## Exercise brief
Down to the last line, set the entries down again exactly.

..........

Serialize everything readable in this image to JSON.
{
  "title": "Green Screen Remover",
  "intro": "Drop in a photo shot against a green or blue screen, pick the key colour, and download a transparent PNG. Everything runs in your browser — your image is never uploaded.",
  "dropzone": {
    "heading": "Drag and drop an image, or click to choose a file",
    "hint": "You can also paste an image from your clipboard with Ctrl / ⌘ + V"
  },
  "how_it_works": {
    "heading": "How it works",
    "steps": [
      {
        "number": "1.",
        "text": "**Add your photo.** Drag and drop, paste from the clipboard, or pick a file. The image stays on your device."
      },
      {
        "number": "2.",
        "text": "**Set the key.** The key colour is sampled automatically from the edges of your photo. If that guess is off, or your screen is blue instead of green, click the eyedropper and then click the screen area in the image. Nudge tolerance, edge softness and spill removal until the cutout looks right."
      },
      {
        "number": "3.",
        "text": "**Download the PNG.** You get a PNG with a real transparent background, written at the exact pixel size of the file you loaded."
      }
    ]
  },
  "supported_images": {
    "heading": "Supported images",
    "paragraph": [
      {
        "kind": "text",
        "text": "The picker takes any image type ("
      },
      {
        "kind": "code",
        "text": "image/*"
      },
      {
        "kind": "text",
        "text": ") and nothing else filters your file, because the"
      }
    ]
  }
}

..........

## Written answer
Serialize everything readable in this image to JSON.
{
  "title": "Green Screen Remover",
  "intro": "Drop in a photo shot against a green or blue screen, pick the key colour, and download a transparent PNG. Everything runs in your browser — your image is never uploaded.",
  "dropzone": {
    "heading": "Drag and drop an image, or click to choose a file",
    "hint": "You can also paste an image from your clipboard with Ctrl / ⌘ + V"
  },
  "how_it_works": {
    "heading": "How it works",
    "steps": [
      {
        "number": "1.",
        "text": "**Add your photo.** Drag and drop, paste from the clipboard, or pick a file. The image stays on your device."
      },
      {
        "number": "2.",
        "text": "**Set the key.** The key colour is sampled automatically from the edges of your photo. If that guess is off, or your screen is blue instead of green, click the eyedropper and then click the screen area in the image. Nudge tolerance, edge softness and spill removal until the cutout looks right."
      },
      {
        "number": "3.",
        "text": "**Download the PNG.** You get a PNG with a real transparent background, written at the exact pixel size of the file you loaded."
      }
    ]
  },
  "supported_images": {
    "heading": "Supported images",
    "paragraph": [
      {
        "kind": "text",
        "text": "The picker takes any image type ("
      },
      {
        "kind": "code",
        "text": "image/*"
      },
      {
        "kind": "text",
        "text": ") and nothing else filters your file, because the"
      }
    ]
  }
}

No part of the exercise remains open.